Your task is to copy every line below that contains the word "this".

◆ **Excerpted records**:

============================================================

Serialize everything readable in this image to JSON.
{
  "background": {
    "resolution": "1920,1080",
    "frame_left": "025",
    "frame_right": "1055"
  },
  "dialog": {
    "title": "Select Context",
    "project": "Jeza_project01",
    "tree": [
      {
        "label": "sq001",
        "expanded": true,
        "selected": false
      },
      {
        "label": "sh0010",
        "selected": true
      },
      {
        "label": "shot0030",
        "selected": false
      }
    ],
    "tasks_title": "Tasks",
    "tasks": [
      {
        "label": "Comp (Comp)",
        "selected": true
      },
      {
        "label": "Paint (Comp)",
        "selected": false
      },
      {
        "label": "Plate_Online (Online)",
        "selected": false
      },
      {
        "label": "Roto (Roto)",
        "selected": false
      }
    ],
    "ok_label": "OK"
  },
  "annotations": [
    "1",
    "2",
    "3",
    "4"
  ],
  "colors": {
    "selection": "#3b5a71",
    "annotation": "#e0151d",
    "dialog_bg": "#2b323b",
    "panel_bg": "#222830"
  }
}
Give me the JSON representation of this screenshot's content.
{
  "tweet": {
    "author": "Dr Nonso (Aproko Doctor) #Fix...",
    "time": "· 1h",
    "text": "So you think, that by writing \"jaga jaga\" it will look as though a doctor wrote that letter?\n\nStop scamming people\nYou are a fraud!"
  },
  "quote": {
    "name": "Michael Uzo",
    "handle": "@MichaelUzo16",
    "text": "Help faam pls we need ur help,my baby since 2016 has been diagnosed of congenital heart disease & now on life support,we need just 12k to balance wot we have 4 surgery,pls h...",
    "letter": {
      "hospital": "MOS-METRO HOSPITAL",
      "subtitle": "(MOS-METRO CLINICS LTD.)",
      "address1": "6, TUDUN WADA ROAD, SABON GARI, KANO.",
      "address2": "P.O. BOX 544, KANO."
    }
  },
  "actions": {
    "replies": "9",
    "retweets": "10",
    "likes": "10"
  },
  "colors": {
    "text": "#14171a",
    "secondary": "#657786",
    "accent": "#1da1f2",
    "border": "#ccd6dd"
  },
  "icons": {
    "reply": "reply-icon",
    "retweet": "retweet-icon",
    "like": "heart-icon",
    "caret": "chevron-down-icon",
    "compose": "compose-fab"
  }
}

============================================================

◆ **Output of the task**:
Serialize everything readable in this image to JSON.
Give me the JSON representation of this screenshot's content.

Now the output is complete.